Many of us, unable to accommodate our daily rhythm to the concentration, time, and privacy that we believe prayer requires, become disillusioned. Prayer becomes yet another source of inadequacy and guilt. In December, desperate for shelter and quiet, I cried out, asking forgiveness for my poor habits, asking for comfort and restoration. The answer I received was a nourishing reassurance of the Lord’s presence. Rather than demanding more and shaming my absence, G-d simply asked that I forgive myself the changes prayer makes as the tide of children and family rises.
We have to learn to change. To hold on to a prayer life that was or “used to be” is vapor. Our life of prayer, and contemplation – our very relationship with Christ - changes as we enter different seasons. It must change and with those changes comes adjustment and new learning.
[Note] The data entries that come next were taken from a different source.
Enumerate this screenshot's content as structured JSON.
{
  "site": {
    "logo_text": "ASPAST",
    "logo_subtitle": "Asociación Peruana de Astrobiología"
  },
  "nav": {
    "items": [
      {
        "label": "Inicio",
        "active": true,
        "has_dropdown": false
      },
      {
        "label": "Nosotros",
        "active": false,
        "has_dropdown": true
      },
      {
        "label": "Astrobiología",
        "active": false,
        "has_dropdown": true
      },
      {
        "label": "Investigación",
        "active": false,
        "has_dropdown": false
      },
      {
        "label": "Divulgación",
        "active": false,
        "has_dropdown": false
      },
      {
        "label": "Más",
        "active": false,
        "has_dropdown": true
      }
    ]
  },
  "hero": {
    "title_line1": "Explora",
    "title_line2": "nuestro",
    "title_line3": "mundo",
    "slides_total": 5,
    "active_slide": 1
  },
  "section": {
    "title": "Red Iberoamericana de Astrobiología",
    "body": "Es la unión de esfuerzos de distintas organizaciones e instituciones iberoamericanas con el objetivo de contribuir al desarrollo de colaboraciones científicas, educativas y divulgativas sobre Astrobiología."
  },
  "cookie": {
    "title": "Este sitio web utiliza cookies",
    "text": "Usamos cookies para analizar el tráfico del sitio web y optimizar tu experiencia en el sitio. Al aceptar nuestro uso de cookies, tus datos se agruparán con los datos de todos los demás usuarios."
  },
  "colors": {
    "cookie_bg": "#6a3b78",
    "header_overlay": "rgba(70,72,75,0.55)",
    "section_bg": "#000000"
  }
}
To the young parents and new professionals learning to juggle child-rearing and earning. To people who feel that life is endless in its repetition or constant in its change, who perhaps bounce between drudgery and excitement with both fervor and fear. When the moment strikes and the daily transforms into routine – allow the mind to simply wander toward grace. When the child naps or the commute gets long, treasure the silence. Stop escaping from reality into Facebook. The mindless flicking through a New Feed is comforting, but there is a deeper silence that can be restoring. I have no long steady time to simply meditate, but Christ doesn’t ask this of me right now. He just asks to be welcomed into the present and routine. These quotidian moments with all of their possibility for absent attention are breeding ground for the type of spiritual awareness that he wants for us. His grace is complete and His power to strengthen still stands while we fold, cook, wash, and mend.
Christ’s word to us is not “try harder,” it is “self-forgiveness.” Take wisdom’s hand, young momma, new daddy. Treasure your rare moments of solitude and hold fast to the occasional silence. Allow your heart to wander toward Christ. These are moments of prayer – the kind of prayer that leads to restoration of peace, patience, and strength. The kind of prayer a young parent needs.